“Lord,” I inwardly shouted, “please get my wife out of this pain!” But her ongoing pain seemed to mock my prayers. I pictured my prayers bouncing off the white ceiling, mocking all that I believed; but in spite of my personal agony at seeing her face such pain, I knew God was listening.
The spasms gradually subsided. One day they stopped. I knew the Lord had answered my prayers and helped my wife; yet it had seemed for a few days that my prayers for her made the situation worse, not better. She did get better, recovering fully from her surgery. We never pray in vain. God hears us every time, and He answers our requests. We just have to trust Him to come through for us.
With Christmas quickly approaching, the pain we experience may take our thoughts from the festive traditions of the season. Perhaps you or a friend has lost family members this year. Maybe you lost your job and are unable to afford Christmas gifts for your family. You may even have to spend Christmas in the hospital because of your health. It’s possible your celebration will be dampened by the absence of a family member who has chosen to rebel against God. Talk to God about these difficult circumstances.

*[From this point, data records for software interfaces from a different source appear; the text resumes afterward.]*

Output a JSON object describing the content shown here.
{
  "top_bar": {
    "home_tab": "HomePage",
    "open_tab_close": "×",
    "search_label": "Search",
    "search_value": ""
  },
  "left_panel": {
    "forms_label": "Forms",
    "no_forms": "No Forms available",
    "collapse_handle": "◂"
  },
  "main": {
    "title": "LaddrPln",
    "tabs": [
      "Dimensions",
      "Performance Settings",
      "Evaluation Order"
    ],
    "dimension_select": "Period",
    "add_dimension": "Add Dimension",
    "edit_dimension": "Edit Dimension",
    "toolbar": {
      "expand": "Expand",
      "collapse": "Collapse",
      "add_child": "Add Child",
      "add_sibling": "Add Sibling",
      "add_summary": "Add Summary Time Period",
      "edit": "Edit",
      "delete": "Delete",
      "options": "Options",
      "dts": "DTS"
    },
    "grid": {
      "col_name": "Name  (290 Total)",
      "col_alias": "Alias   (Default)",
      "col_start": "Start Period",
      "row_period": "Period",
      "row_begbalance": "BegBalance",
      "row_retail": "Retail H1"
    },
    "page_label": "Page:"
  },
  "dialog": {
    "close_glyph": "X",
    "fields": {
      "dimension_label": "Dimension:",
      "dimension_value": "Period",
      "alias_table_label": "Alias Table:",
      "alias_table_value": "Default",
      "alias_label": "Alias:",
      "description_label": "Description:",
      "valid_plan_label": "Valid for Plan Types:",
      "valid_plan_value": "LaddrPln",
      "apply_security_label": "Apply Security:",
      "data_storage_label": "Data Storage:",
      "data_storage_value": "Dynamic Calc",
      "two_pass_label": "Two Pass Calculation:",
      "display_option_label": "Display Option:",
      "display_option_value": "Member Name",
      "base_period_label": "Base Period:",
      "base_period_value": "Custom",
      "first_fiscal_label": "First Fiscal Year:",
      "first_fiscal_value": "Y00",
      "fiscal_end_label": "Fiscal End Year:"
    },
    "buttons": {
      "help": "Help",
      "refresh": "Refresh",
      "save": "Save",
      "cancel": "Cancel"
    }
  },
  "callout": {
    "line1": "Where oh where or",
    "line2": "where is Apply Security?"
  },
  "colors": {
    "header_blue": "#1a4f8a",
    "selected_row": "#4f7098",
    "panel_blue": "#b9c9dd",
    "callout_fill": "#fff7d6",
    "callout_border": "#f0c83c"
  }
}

He feels your pain, and He is listening. Trust Him, and He will come through for you.
*Excerpted from Dr. Scudder’s booklet, Discover the Power of Prayer. Copyright © 2006.
Devotional by Dr. James A. Scudder